Inheritance planning is a two-way street. As the giver, you have to inventory your assets and arrange for effective transfers. However, it is not as simple as slicing up a pie and handing out slices in the identical fashion to all recipients. The way that you hand out each slice is part of the equation. With this in mind, let’s take a look at the difference between a last will and a special needs trust in Cincinnati OH.
The most commonly utilized vehicle of asset transfer in the field of estate planning is the last will and testament. A last will is used to arrange for the distribution of assets that are in your personal possession at the time of your death.
There can be other interested parties beside the heirs to the estate. Creditors, including the tax man, could have claims against your estate. For this reason, the estate must pass through the legal process of probate before the heirs can receive their inheritances.
Probate can be time-consuming and expensive, and people often choose to avoid it. This however is a topic for another blog post.
Providing for an Heir With Special Needs
Now that we have touched upon the probate process let’s take a look at last wills and people with special needs.
You may see absolutely nothing wrong with naming someone with a disability in your last will. It is simply an act of generosity. However, if you use a last will to provide an inheritance to someone who has a disability, you may be doing more harm than good.

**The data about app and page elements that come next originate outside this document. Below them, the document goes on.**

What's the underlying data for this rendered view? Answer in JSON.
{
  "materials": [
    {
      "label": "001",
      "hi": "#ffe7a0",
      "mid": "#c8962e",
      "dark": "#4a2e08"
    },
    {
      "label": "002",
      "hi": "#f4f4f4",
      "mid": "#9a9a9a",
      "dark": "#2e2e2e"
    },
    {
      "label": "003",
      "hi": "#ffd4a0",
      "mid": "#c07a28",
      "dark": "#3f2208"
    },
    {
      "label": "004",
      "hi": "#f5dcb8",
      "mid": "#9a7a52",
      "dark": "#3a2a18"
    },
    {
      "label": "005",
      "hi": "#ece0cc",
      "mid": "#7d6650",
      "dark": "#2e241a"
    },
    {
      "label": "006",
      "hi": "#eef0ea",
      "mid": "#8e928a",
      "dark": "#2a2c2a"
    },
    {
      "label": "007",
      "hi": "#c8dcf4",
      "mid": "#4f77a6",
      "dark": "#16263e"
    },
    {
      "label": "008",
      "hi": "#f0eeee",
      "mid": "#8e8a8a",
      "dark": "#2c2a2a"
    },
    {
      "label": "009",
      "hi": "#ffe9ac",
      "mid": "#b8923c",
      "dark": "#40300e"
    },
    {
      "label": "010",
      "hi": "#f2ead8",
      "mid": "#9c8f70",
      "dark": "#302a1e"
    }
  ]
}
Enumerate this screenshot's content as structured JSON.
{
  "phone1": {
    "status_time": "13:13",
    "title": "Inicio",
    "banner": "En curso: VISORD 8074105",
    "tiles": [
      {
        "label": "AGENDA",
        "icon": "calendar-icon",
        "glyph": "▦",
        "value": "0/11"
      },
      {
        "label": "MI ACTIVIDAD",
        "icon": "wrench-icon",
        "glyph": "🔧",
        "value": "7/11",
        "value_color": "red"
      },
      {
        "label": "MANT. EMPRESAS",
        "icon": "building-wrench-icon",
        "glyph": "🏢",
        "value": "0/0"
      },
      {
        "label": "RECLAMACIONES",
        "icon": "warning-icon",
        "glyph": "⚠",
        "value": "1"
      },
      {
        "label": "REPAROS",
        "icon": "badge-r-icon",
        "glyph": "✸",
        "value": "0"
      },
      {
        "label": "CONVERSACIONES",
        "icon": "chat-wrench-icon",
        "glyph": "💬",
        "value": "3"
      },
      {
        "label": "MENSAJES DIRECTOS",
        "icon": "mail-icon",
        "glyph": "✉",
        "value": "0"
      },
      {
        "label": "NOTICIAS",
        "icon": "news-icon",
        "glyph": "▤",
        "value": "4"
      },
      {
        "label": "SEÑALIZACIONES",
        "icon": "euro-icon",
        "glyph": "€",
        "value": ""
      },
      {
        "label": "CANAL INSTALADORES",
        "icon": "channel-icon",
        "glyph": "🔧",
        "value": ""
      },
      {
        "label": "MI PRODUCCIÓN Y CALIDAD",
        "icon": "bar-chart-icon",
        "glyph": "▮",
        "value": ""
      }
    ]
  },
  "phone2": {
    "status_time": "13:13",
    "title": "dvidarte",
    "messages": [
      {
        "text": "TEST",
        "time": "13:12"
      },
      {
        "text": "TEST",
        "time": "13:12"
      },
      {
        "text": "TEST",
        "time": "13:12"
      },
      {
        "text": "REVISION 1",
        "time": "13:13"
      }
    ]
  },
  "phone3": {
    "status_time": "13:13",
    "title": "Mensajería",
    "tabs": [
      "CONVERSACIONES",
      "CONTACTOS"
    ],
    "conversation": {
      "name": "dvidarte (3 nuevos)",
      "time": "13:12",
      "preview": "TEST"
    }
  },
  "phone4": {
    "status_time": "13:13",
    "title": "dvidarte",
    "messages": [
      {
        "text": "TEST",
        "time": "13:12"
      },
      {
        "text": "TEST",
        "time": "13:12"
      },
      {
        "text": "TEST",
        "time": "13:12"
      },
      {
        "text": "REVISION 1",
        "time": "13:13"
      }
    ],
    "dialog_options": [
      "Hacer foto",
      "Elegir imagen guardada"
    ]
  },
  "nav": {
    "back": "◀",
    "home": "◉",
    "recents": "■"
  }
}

Most people who have special needs are receiving government benefits, including Medicaid and Supplemental Security Income (SSI).
It can cost literally millions of dollars over a lifetime to provide care for someone with special needs. These benefits are invaluable to those who are receiving them.
Programs like Medicaid and Supplemental Security Income are need-based. If you are in possession of resources that exceed $2000, you cannot qualify for Medicaid.
As a result, if a person who was receiving these benefits inherited a gift directly, his or her benefit eligibility could be lost until the inheritance was used up. In the end, the gift was useless.
Special Needs Trust in Cincinnati OH or Supplemental Trusts
If you have a person on your inheritance list who is receiving government benefits due to a disability, you can assist this individual by creating a special needs or supplemental trust for his or her benefit.
You can name a third party trustee who administers the assets that have been conveyed into the trust. Under program rules, the trustee may use trust assets for certain purposes that improve the quality of life of the beneficiary.
Because of the nature of these expenditures however, the individual does not jeopardize his or her eligibility for government benefits.
For more information on special needs and disability planning, please contact Zimmer Law Firm today at 513.721.1513 for a consultation.